The home run derby is arguably the best part of MLB’s All-Star break, but most players never get the opportunity to participate. Kris Bryant was fortunate enough to be selected for the derby in his rookie season after he hit 12 first-half homers, but in a Red Bull conversation with fellow Chicago All-Star Zach LaVine, Bryant made it clear he’s not eager to give it another go any time soon.
“I don’t think I’d ever, I don’t think I could do it again,” Bryant said. “Because man, that is tiring, tiring doing a home run derby.”
Despite how drained Bryant felt after the derby, he put up even better power numbers in the second half, hitting 17 homers over the final two and a half months of the season. After the fatigue faded, he had memories to last a lifetime, too.
“I did the home run derby, just because hitting with my dad in my backyard growing up, it was like we always dreamed of this,” Bryant said. “Him pitching to me in the home run derby. It would’ve been nice to win the thing, but it was more just a father-son moment that was like, yeah, I had to do that with my dad once.
“It was my rookie year too. I was just in the league, and I was like, ‘I’ve got to experience everything my first year,’ and I was like, ‘I’m going to do this.’ But they changed the format that year. They did, instead of the 10 outs thing, they did, I think it was five straight minutes of just hitting. Then you had to wait for the ball to land, but it’s like, this is way too much. Like, I literally thought I was going to puke after. I was up against Albert Pujols, and I was like, ‘Just please beat me, I do not want to be in this thing anymore. I’m so tired.’”

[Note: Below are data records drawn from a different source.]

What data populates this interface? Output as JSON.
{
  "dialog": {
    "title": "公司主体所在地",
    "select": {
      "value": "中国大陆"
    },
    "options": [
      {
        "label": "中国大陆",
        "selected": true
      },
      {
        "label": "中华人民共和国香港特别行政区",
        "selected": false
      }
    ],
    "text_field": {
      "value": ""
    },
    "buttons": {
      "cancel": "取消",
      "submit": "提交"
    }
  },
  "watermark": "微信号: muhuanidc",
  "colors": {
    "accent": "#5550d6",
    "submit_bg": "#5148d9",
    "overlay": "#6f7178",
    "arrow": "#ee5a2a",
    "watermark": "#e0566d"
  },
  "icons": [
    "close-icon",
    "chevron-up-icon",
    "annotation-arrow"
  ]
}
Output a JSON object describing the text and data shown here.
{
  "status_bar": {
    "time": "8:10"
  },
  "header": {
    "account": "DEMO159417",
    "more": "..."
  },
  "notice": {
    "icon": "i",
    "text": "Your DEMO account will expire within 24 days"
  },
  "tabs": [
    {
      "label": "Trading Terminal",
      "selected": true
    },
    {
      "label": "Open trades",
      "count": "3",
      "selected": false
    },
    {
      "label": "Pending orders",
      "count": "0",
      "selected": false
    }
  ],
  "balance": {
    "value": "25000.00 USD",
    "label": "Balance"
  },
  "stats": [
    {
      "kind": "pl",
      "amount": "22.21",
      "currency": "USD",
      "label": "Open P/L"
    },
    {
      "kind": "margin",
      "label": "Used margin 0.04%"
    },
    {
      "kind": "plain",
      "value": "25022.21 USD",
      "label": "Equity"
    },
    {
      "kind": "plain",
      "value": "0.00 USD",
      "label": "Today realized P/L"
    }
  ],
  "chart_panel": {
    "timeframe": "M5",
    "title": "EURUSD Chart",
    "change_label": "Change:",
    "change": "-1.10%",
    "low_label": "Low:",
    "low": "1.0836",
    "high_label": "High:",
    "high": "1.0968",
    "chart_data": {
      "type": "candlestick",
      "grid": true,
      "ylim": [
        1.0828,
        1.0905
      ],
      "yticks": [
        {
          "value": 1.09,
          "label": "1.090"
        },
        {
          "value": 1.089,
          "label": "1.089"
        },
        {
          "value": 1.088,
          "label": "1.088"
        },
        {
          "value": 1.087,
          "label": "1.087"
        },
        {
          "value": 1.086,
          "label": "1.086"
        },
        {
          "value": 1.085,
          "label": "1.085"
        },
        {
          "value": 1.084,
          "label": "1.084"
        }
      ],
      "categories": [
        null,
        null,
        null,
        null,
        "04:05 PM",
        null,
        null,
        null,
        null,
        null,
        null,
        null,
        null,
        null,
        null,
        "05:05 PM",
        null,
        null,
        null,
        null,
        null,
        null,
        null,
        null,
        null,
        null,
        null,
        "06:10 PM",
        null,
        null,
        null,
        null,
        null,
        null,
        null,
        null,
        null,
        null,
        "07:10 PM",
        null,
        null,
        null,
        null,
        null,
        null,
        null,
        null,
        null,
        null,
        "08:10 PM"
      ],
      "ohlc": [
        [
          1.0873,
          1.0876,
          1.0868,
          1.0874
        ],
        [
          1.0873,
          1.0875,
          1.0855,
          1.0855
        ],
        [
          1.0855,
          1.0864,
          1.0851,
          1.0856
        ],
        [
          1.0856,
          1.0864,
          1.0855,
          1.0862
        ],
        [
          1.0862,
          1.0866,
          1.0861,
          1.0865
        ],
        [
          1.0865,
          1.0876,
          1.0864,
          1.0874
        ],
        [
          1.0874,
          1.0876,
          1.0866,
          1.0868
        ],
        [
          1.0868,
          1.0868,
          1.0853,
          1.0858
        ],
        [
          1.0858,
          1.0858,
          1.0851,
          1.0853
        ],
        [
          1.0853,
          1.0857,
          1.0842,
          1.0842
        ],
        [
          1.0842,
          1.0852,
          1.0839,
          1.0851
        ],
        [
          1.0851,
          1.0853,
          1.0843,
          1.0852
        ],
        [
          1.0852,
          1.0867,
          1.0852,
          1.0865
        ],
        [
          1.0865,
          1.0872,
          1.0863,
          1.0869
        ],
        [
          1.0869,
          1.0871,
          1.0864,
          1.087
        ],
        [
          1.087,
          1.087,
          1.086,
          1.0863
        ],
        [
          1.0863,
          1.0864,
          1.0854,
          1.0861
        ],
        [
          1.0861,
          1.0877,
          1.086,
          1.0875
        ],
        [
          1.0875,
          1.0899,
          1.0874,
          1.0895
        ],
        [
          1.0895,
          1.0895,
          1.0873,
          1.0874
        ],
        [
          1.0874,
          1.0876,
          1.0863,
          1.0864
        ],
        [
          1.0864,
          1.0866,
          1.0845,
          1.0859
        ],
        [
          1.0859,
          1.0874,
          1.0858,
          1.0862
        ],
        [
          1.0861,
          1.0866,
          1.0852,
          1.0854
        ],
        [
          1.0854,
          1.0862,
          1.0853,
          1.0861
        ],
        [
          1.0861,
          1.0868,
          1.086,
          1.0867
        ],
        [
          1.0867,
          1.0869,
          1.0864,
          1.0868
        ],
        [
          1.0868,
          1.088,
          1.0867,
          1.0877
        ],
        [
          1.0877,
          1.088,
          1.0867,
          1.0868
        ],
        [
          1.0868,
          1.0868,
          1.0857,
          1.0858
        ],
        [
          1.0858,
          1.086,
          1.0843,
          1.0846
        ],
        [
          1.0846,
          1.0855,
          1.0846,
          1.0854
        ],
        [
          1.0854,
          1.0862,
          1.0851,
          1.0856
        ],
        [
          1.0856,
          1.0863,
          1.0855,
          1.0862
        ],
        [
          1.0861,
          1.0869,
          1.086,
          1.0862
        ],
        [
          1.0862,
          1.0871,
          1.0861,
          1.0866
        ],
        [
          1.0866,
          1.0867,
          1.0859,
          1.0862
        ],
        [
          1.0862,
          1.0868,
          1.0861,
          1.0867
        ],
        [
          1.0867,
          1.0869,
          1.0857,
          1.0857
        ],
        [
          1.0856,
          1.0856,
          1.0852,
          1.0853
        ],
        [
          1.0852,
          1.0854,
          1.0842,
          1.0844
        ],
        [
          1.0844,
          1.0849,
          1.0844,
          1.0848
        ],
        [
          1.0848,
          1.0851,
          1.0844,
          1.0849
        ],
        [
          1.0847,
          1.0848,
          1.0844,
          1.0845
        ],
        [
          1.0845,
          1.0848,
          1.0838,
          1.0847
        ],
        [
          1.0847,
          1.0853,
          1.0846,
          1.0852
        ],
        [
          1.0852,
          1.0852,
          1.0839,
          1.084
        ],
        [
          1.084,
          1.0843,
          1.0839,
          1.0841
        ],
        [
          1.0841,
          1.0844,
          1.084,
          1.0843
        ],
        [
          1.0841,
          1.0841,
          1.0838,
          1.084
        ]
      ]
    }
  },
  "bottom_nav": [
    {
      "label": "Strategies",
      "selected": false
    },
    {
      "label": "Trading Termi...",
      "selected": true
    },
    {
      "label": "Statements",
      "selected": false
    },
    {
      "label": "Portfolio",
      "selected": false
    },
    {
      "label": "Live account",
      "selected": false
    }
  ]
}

Luckily for Bryant, Pujols edged Bryant out in that first round, beating him 10-9. And if MLB calls him asking to swing for the fences again, Bryant knows what he’d say.
“No thank you. I don’t think I’ll ever do it again.”